Luther Lee Boggs (played with startling distinction by under-appreciated character actor, Brad Dourif) is an inmate in a North Carolina penitentiary, a week away from a death sentence from which he has already been once reprieved, only seconds before being carried out. The experience, Boggs claims, allowed him to become a conduit for the souls of the dead to speak though him and show him visions of the past and the future. Mulder, who sent Boggs to prison in the first place doesn't believe his divinatory claims, but Scully, who's just lost her father, believes that his soul is trying to speak though Boggs and becomes rather more emotionally involves with him than she's knows is good for her.

The further plot of the episode is insubstantial, really, but Dourif's spectacular performance carries the piece along, instilling Bogg's creeping dread of his impending, unnatural death in the viewer.

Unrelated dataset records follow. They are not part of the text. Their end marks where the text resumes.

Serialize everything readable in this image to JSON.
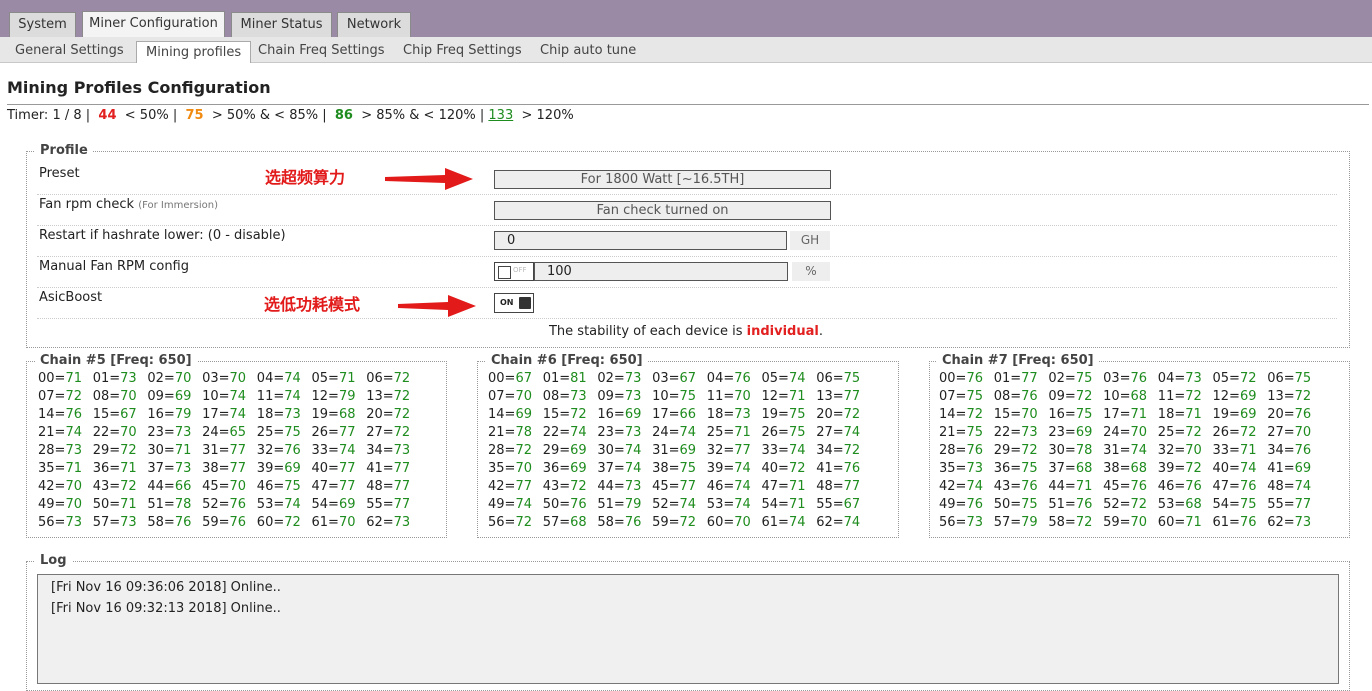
{
  "tabs": [
    "System",
    "Miner Configuration",
    "Miner Status",
    "Network"
  ],
  "subtabs": [
    "General Settings",
    "Mining profiles",
    "Chain Freq Settings",
    "Chip Freq Settings",
    "Chip auto tune"
  ],
  "page_title": "Mining Profiles Configuration",
  "timer": {
    "prefix": "Timer: 1 / 8 |",
    "v44": "44",
    "t44": "< 50% |",
    "v75": "75",
    "t75": "> 50% & < 85% |",
    "v86": "86",
    "t86": "> 85% & < 120% |",
    "v133": "133",
    "t133": "> 120%"
  },
  "profile": {
    "legend": "Profile",
    "preset_label": "Preset",
    "preset_value": "For 1800 Watt [~16.5TH]",
    "fan_label": "Fan rpm check",
    "fan_note": "(For Immersion)",
    "fan_value": "Fan check turned on",
    "restart_label": "Restart if hashrate lower: (0 - disable)",
    "restart_value": "0",
    "restart_unit": "GH",
    "manual_fan_label": "Manual Fan RPM config",
    "manual_fan_toggle": "OFF",
    "manual_fan_value": "100",
    "manual_fan_unit": "%",
    "asicboost_label": "AsicBoost",
    "asicboost_toggle": "ON",
    "stability_prefix": "The stability of each device is",
    "stability_value": "individual",
    "stability_suffix": "."
  },
  "annotations": {
    "note1": "选超频算力",
    "note2": "选低功耗模式"
  },
  "chains": [
    {
      "title": "Chain #5 [Freq: 650]",
      "chips": [
        [
          "00",
          "71"
        ],
        [
          "01",
          "73"
        ],
        [
          "02",
          "70"
        ],
        [
          "03",
          "70"
        ],
        [
          "04",
          "74"
        ],
        [
          "05",
          "71"
        ],
        [
          "06",
          "72"
        ],
        [
          "07",
          "72"
        ],
        [
          "08",
          "70"
        ],
        [
          "09",
          "69"
        ],
        [
          "10",
          "74"
        ],
        [
          "11",
          "74"
        ],
        [
          "12",
          "79"
        ],
        [
          "13",
          "72"
        ],
        [
          "14",
          "76"
        ],
        [
          "15",
          "67"
        ],
        [
          "16",
          "79"
        ],
        [
          "17",
          "74"
        ],
        [
          "18",
          "73"
        ],
        [
          "19",
          "68"
        ],
        [
          "20",
          "72"
        ],
        [
          "21",
          "74"
        ],
        [
          "22",
          "70"
        ],
        [
          "23",
          "73"
        ],
        [
          "24",
          "65"
        ],
        [
          "25",
          "75"
        ],
        [
          "26",
          "77"
        ],
        [
          "27",
          "72"
        ],
        [
          "28",
          "73"
        ],
        [
          "29",
          "72"
        ],
        [
          "30",
          "71"
        ],
        [
          "31",
          "77"
        ],
        [
          "32",
          "76"
        ],
        [
          "33",
          "74"
        ],
        [
          "34",
          "73"
        ],
        [
          "35",
          "71"
        ],
        [
          "36",
          "71"
        ],
        [
          "37",
          "73"
        ],
        [
          "38",
          "77"
        ],
        [
          "39",
          "69"
        ],
        [
          "40",
          "77"
        ],
        [
          "41",
          "77"
        ],
        [
          "42",
          "70"
        ],
        [
          "43",
          "72"
        ],
        [
          "44",
          "66"
        ],
        [
          "45",
          "70"
        ],
        [
          "46",
          "75"
        ],
        [
          "47",
          "77"
        ],
        [
          "48",
          "77"
        ],
        [
          "49",
          "70"
        ],
        [
          "50",
          "71"
        ],
        [
          "51",
          "78"
        ],
        [
          "52",
          "76"
        ],
        [
          "53",
          "74"
        ],
        [
          "54",
          "69"
        ],
        [
          "55",
          "77"
        ],
        [
          "56",
          "73"
        ],
        [
          "57",
          "73"
        ],
        [
          "58",
          "76"
        ],
        [
          "59",
          "76"
        ],
        [
          "60",
          "72"
        ],
        [
          "61",
          "70"
        ],
        [
          "62",
          "73"
        ]
      ]
    },
    {
      "title": "Chain #6 [Freq: 650]",
      "chips": [
        [
          "00",
          "67"
        ],
        [
          "01",
          "81"
        ],
        [
          "02",
          "73"
        ],
        [
          "03",
          "67"
        ],
        [
          "04",
          "76"
        ],
        [
          "05",
          "74"
        ],
        [
          "06",
          "75"
        ],
        [
          "07",
          "70"
        ],
        [
          "08",
          "73"
        ],
        [
          "09",
          "73"
        ],
        [
          "10",
          "75"
        ],
        [
          "11",
          "70"
        ],
        [
          "12",
          "71"
        ],
        [
          "13",
          "77"
        ],
        [
          "14",
          "69"
        ],
        [
          "15",
          "72"
        ],
        [
          "16",
          "69"
        ],
        [
          "17",
          "66"
        ],
        [
          "18",
          "73"
        ],
        [
          "19",
          "75"
        ],
        [
          "20",
          "72"
        ],
        [
          "21",
          "78"
        ],
        [
          "22",
          "74"
        ],
        [
          "23",
          "73"
        ],
        [
          "24",
          "74"
        ],
        [
          "25",
          "71"
        ],
        [
          "26",
          "75"
        ],
        [
          "27",
          "74"
        ],
        [
          "28",
          "72"
        ],
        [
          "29",
          "69"
        ],
        [
          "30",
          "74"
        ],
        [
          "31",
          "69"
        ],
        [
          "32",
          "77"
        ],
        [
          "33",
          "74"
        ],
        [
          "34",
          "72"
        ],
        [
          "35",
          "70"
        ],
        [
          "36",
          "69"
        ],
        [
          "37",
          "74"
        ],
        [
          "38",
          "75"
        ],
        [
          "39",
          "74"
        ],
        [
          "40",
          "72"
        ],
        [
          "41",
          "76"
        ],
        [
          "42",
          "77"
        ],
        [
          "43",
          "72"
        ],
        [
          "44",
          "73"
        ],
        [
          "45",
          "77"
        ],
        [
          "46",
          "74"
        ],
        [
          "47",
          "71"
        ],
        [
          "48",
          "77"
        ],
        [
          "49",
          "74"
        ],
        [
          "50",
          "76"
        ],
        [
          "51",
          "79"
        ],
        [
          "52",
          "74"
        ],
        [
          "53",
          "74"
        ],
        [
          "54",
          "71"
        ],
        [
          "55",
          "67"
        ],
        [
          "56",
          "72"
        ],
        [
          "57",
          "68"
        ],
        [
          "58",
          "76"
        ],
        [
          "59",
          "72"
        ],
        [
          "60",
          "70"
        ],
        [
          "61",
          "74"
        ],
        [
          "62",
          "74"
        ]
      ]
    },
    {
      "title": "Chain #7 [Freq: 650]",
      "chips": [
        [
          "00",
          "76"
        ],
        [
          "01",
          "77"
        ],
        [
          "02",
          "75"
        ],
        [
          "03",
          "76"
        ],
        [
          "04",
          "73"
        ],
        [
          "05",
          "72"
        ],
        [
          "06",
          "75"
        ],
        [
          "07",
          "75"
        ],
        [
          "08",
          "76"
        ],
        [
          "09",
          "72"
        ],
        [
          "10",
          "68"
        ],
        [
          "11",
          "72"
        ],
        [
          "12",
          "69"
        ],
        [
          "13",
          "72"
        ],
        [
          "14",
          "72"
        ],
        [
          "15",
          "70"
        ],
        [
          "16",
          "75"
        ],
        [
          "17",
          "71"
        ],
        [
          "18",
          "71"
        ],
        [
          "19",
          "69"
        ],
        [
          "20",
          "76"
        ],
        [
          "21",
          "75"
        ],
        [
          "22",
          "73"
        ],
        [
          "23",
          "69"
        ],
        [
          "24",
          "70"
        ],
        [
          "25",
          "72"
        ],
        [
          "26",
          "72"
        ],
        [
          "27",
          "70"
        ],
        [
          "28",
          "76"
        ],
        [
          "29",
          "72"
        ],
        [
          "30",
          "78"
        ],
        [
          "31",
          "74"
        ],
        [
          "32",
          "70"
        ],
        [
          "33",
          "71"
        ],
        [
          "34",
          "76"
        ],
        [
          "35",
          "73"
        ],
        [
          "36",
          "75"
        ],
        [
          "37",
          "68"
        ],
        [
          "38",
          "68"
        ],
        [
          "39",
          "72"
        ],
        [
          "40",
          "74"
        ],
        [
          "41",
          "69"
        ],
        [
          "42",
          "74"
        ],
        [
          "43",
          "76"
        ],
        [
          "44",
          "71"
        ],
        [
          "45",
          "76"
        ],
        [
          "46",
          "76"
        ],
        [
          "47",
          "76"
        ],
        [
          "48",
          "74"
        ],
        [
          "49",
          "76"
        ],
        [
          "50",
          "75"
        ],
        [
          "51",
          "76"
        ],
        [
          "52",
          "72"
        ],
        [
          "53",
          "68"
        ],
        [
          "54",
          "75"
        ],
        [
          "55",
          "77"
        ],
        [
          "56",
          "73"
        ],
        [
          "57",
          "79"
        ],
        [
          "58",
          "72"
        ],
        [
          "59",
          "70"
        ],
        [
          "60",
          "71"
        ],
        [
          "61",
          "76"
        ],
        [
          "62",
          "73"
        ]
      ]
    }
  ],
  "log": {
    "legend": "Log",
    "lines": [
      "[Fri Nov 16 09:36:06 2018] Online..",
      "[Fri Nov 16 09:32:13 2018] Online.."
    ]
  }
}
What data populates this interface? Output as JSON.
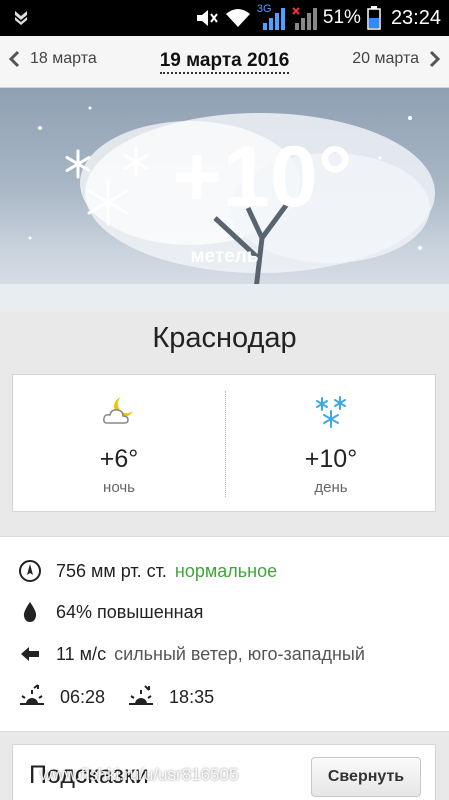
{
  "statusbar": {
    "network_label": "3G",
    "battery": "51%",
    "time": "23:24"
  },
  "datenav": {
    "prev_date": "18 марта",
    "current_date": "19 марта 2016",
    "next_date": "20 марта"
  },
  "hero": {
    "temperature": "+10°",
    "condition": "метель",
    "icon": "snowflakes-icon"
  },
  "city": "Краснодар",
  "forecast": {
    "night": {
      "temperature": "+6°",
      "label": "ночь",
      "icon": "moon-cloud-icon"
    },
    "day": {
      "temperature": "+10°",
      "label": "день",
      "icon": "snowflakes-icon"
    }
  },
  "details": {
    "pressure": {
      "value": "756 мм рт. ст.",
      "status": "нормальное",
      "icon": "compass-icon"
    },
    "humidity": {
      "value": "64% повышенная",
      "icon": "drop-icon"
    },
    "wind": {
      "speed": "11 м/с",
      "description": "сильный ветер, юго-западный",
      "icon": "arrow-left-icon"
    },
    "sunrise": "06:28",
    "sunset": "18:35"
  },
  "hints": {
    "title": "Подсказки",
    "collapse_button": "Свернуть"
  },
  "watermark": "www.fishki.ru/u/usr816505",
  "colors": {
    "accent_green": "#3fa63a",
    "hero_bg": "#a9b7c6",
    "status_bar": "#000000"
  }
}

The veins in his forehead bulge, his face contorts in terror and the blood rushes to his face when he shouts at Scully,

"Don't underestimate my fear of dying and don't downplay my terror of going back to that chair. I know my hell's going to be to go on back to that chair over and over again but in this life, my one and only life, I don't ever want to go back again! Ever!"

But Boggs does go back to that room.

This morning, the State of California executed a blind, wheelchair bound 76 year old man who could not walk to the gurney to which he was strapped down in order to be given a lethal injection. No one could argue that he was innocent, nor that his crimes against his fellow man were not heinous or pre-meditated.

Dr. Martin Luther King, who's birthday was celebrated in most schools and workplaces in America on Monday would most likely have said this for Clarence Ray Allen. And Tookie Williams. And probably Luther Boggs.

"The ultimate weakness of violence is that it is a descending spiral, begetting the very thing it seeks to destroy. Instead of diminishing evil, it multiplies it. Through violence you may murder the liar, but you cannot murder the lie, nor establish the truth. Through violence you murder the hater, but you do not murder hate. In fact, violence merely increases hate.... Returning violence for violence multiples violence, adding deeper darkness to a night already devoid of stars. "